I’ll be at Gleneagles for the 2014 Ryder Cup working as a TV spotter. We follow the action closely and identify where each player has hit their ball.
We stand around 250 yards down the fairway on a long hole and watch the players drive. We’re wired up to the TV director, and we give them information that is crucial to the TV coverage. ↓ [... more]
We tell them who is next to play, so that the cameraman can focus on that particular player.
Then we move to the green, and we repeat the process. But here, we're identifying whether there's a birdie or eagle opportunity and, again, telling the TV control room which player is first to putt.
At the end of each hole, we report the scores back to the control room. Of course, there are scorers with each group, but sometimes the scorers come to us to double check.
Another part of the role is to make sure that balls from wayward shots are found. So, we have to rush across and identify or try and find the ball, often using the crowd to help us.

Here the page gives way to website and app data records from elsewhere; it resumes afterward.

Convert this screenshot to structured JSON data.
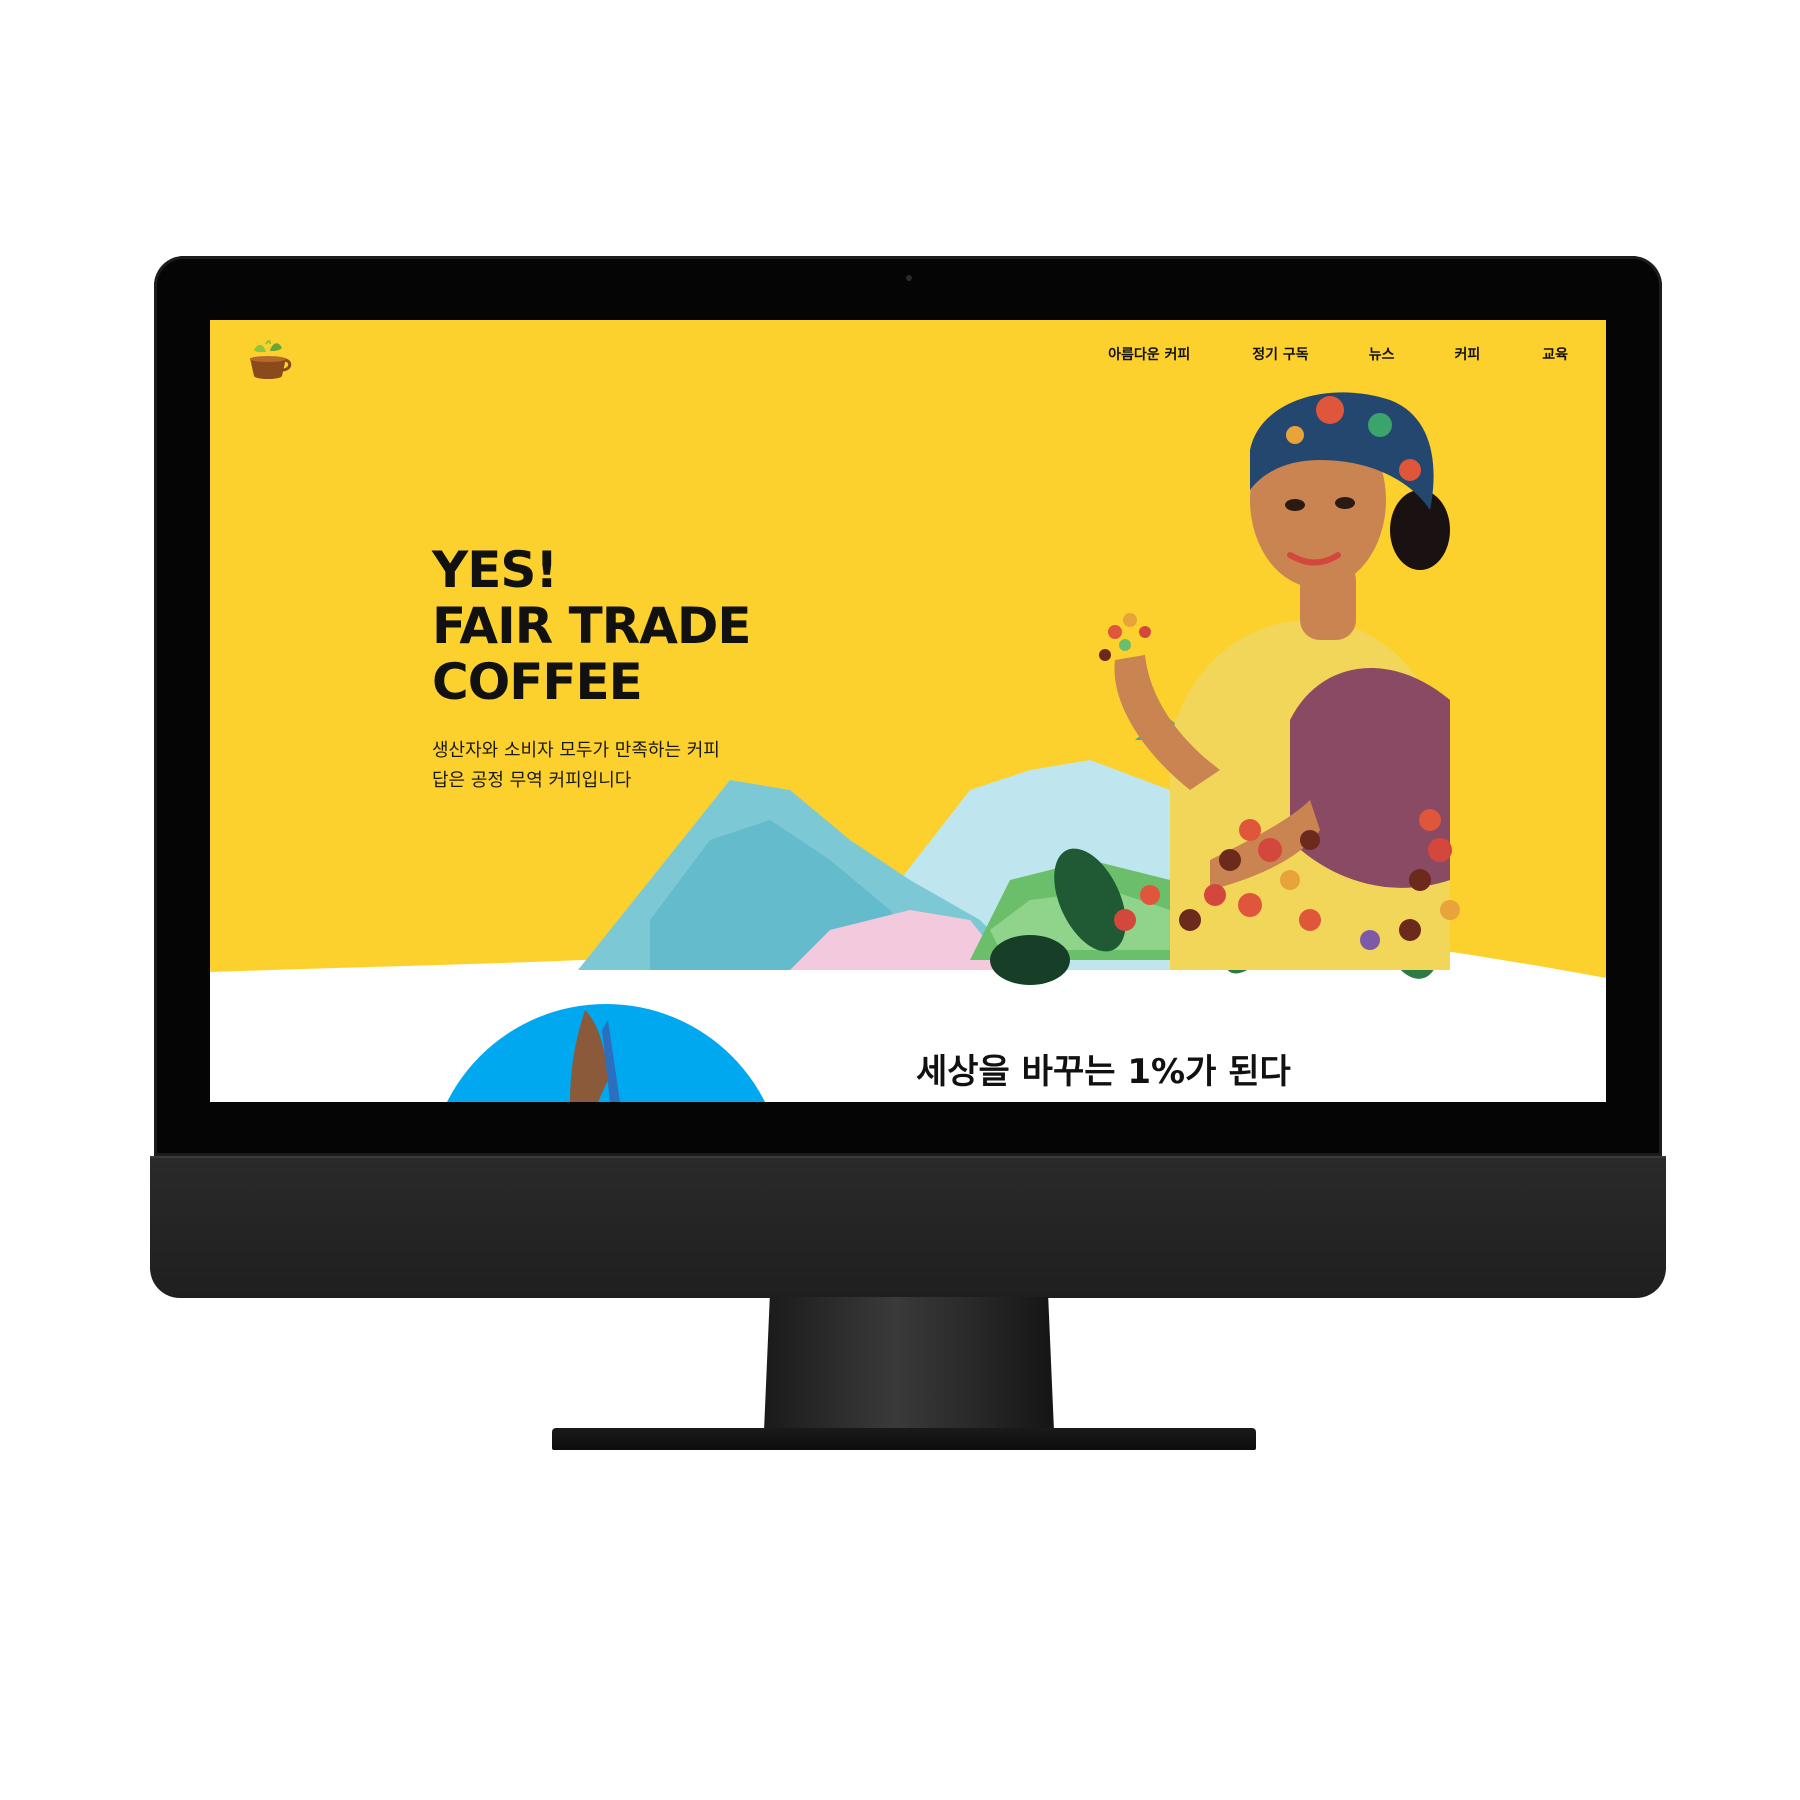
{
  "nav": {
    "items": [
      {
        "label": "아름다운 커피"
      },
      {
        "label": "정기 구독"
      },
      {
        "label": "뉴스"
      },
      {
        "label": "커피"
      },
      {
        "label": "교육"
      }
    ]
  },
  "hero": {
    "title_lines": [
      "YES!",
      "FAIR TRADE",
      "COFFEE"
    ],
    "subtitle_lines": [
      "생산자와 소비자 모두가 만족하는 커피",
      "답은 공정 무역 커피입니다"
    ]
  },
  "section": {
    "title": "세상을 바꾸는 1%가 된다"
  },
  "colors": {
    "hero_background": "#fdd12d",
    "accent_blue": "#00a8f0",
    "device_dark": "#2a2a2a"
  },
  "icons": {
    "logo": "coffee-cup-leaf-icon"
  }
}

It’s hard work. You have to run ahead, so you can keep in front of play. Once the players you’re watching have hit their drives, you run on to the next vantage point.
It's quite intense, and you've got to get it right. You've got to feed accurate information back to the director so that the TV viewers can get the best possible coverage.

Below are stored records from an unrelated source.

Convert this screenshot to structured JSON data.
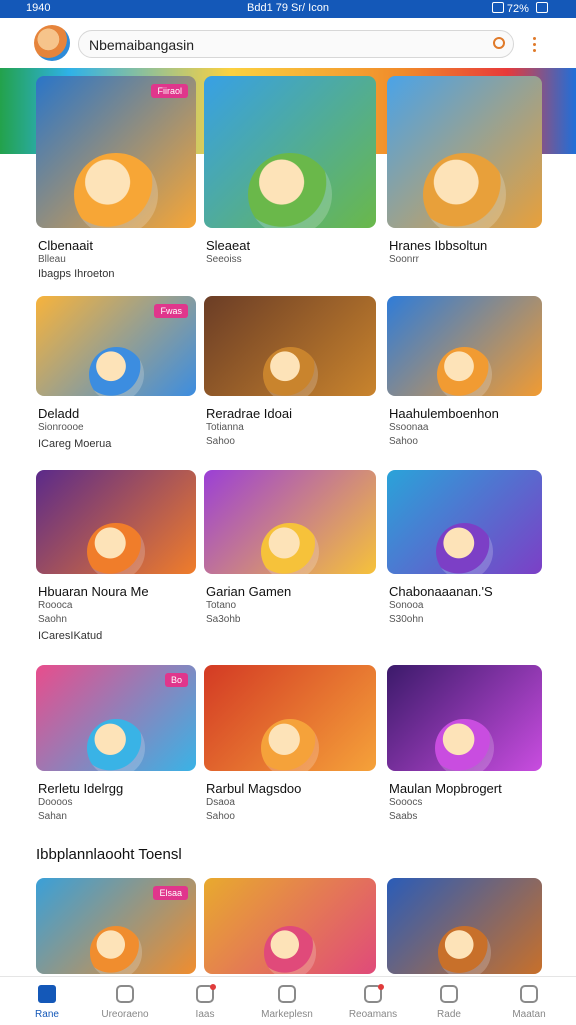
{
  "status_bar": {
    "time": "1940",
    "center": "Bdd1 79 Sr/ Icon",
    "right": "72%"
  },
  "header": {
    "search_text": "Nbemaibangasin"
  },
  "colors": {
    "primary": "#1458b8",
    "accent": "#e07a2a"
  },
  "rows": [
    {
      "cards": [
        {
          "title": "Clbenaait",
          "meta": "Blleau",
          "badge": "Fiiraol",
          "colors": [
            "#2a75c8",
            "#f7a636"
          ]
        },
        {
          "title": "Sleaeat",
          "meta": "Seeoiss",
          "colors": [
            "#37a0e6",
            "#6ab84a"
          ]
        },
        {
          "title": "Hranes Ibbsoltun",
          "meta": "Soonrr",
          "colors": [
            "#4aa3e8",
            "#e8a03a"
          ]
        }
      ],
      "tag": "Ibagps Ihroeton"
    },
    {
      "cards": [
        {
          "title": "Deladd",
          "meta": "Sionroooe",
          "badge": "Fwas",
          "colors": [
            "#f7b33c",
            "#3c8de0"
          ]
        },
        {
          "title": "Reradrae Idoai",
          "meta": "Totianna",
          "meta2": "Sahoo",
          "colors": [
            "#6b3d26",
            "#c9842d"
          ]
        },
        {
          "title": "Haahulemboenhon",
          "meta": "Ssoonaa",
          "meta2": "Sahoo",
          "colors": [
            "#2f7cd8",
            "#f19b32"
          ]
        }
      ],
      "tag": "ICareg Moerua"
    },
    {
      "cards": [
        {
          "title": "Hbuaran Noura Me",
          "meta": "Roooca",
          "meta2": "Saohn",
          "colors": [
            "#5b2a8a",
            "#f07d2a"
          ]
        },
        {
          "title": "Garian Gamen",
          "meta": "Totano",
          "meta2": "Sa3ohb",
          "colors": [
            "#9b3fd6",
            "#f6c23a"
          ]
        },
        {
          "title": "Chabonaaanan.'S",
          "meta": "Sonooa",
          "meta2": "S30ohn",
          "colors": [
            "#2aa3d9",
            "#7c3fc6"
          ]
        }
      ],
      "tag": "ICaresIKatud"
    },
    {
      "cards": [
        {
          "title": "Rerletu Idelrgg",
          "meta": "Doooos",
          "meta2": "Sahan",
          "badge": "Bo",
          "colors": [
            "#e84d8c",
            "#39b3e6"
          ]
        },
        {
          "title": "Rarbul Magsdoo",
          "meta": "Dsaoa",
          "meta2": "Sahoo",
          "colors": [
            "#d33a24",
            "#f5a23a"
          ]
        },
        {
          "title": "Maulan Mopbrogert",
          "meta": "Sooocs",
          "meta2": "Saabs",
          "colors": [
            "#3b1a6a",
            "#c94de0"
          ]
        }
      ]
    }
  ],
  "section_title": "Ibbplannlaooht Toensl",
  "bottom_row": [
    {
      "badge": "Elsaa",
      "colors": [
        "#3aa0d8",
        "#f08d2e"
      ]
    },
    {
      "colors": [
        "#e8aa2e",
        "#e04a7a"
      ]
    },
    {
      "colors": [
        "#2a5cb8",
        "#c8702a"
      ]
    }
  ],
  "nav": [
    {
      "label": "Rane",
      "active": true
    },
    {
      "label": "Ureoraeno",
      "active": false
    },
    {
      "label": "Iaas",
      "active": false,
      "dot": true
    },
    {
      "label": "Markeplesn",
      "active": false
    },
    {
      "label": "Reoamans",
      "active": false,
      "dot": true
    },
    {
      "label": "Rade",
      "active": false
    },
    {
      "label": "Maatan",
      "active": false
    }
  ]
}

When you’re watching on TV and you see Sergio Garcia, for example, on the green, and the caption says, “Sergio Garcia. Birdie putt,” it’s because of people like me who tell the TV producer what to put on the screen.
So it’s a fairly important role. And we get a buzz from that.
The work is voluntary. It's just a hobby. You get great camaraderie with the other spotters and the marshals. It's hard work, but great fun. You don't get paid for it, but you do get pleasure.
After the round, we often sit with the commentators, some of whom are very famous ex-players. So it’s nice to be in that environment.
To do the job well, you need to be a golfer. You need to understand the game, its rules and technicalities. And you need to know the course you’re working on.
However, I’ve never been to Gleneagles. I’ve been preparing by watching fly-throughs. I’ve been thinking about which side of each fairway to walk up so that I can get the best view of the drives.
I'll be at Gleneagles on the day before play starts, so I will go out and walk the course. I’ll work out the little shortcuts that will help me to get to the next vantage point without hitting the crowds and getting stuck.
So, I'll walk the course – then probably have a sleepless night. ↑ [... less]
Building a winning team
In 2010, Colin Montgomerie captained Europe to Ryder Cup victory at Celtic Manor. How did Montgomerie approach the task of team-building? How did he manage the group of high-achieving individuals? What factors did he consider when selecting the pairings? ↓ [... more]
In these exclusive videos, Montgomerie gives first-hand insight into successful leadership.
|How did Colin approach the task of team-building?||What factors did Colin consider when selecting the pairings?||How did Colin manage the group of high-achieving individuals?|
Teamwork: finding the right combinations
When choosing who to pair together for the foursomes or fourballs, the team captain has much to consider.
↓ [... more]
Do the players have complementary playing styles? Can they feed off each other for energy and inspiration? If one is playing badly, can the other raise their own performance and offer encouragement?
José María Olazábal believes that a good Ryder Cup pairing requires a number of qualities:
"The chemistry has to be there. It’s important when you have two players and they feel comfortable with each other on the golf course or they think the same way on the golf course, and they’ve known each other for many years. But on the other hand, it’s not just that. It’s the way they play golf, it’s the way they see the game, and I think it’s a combination of those little things that create a good pairing." ↑ [... less]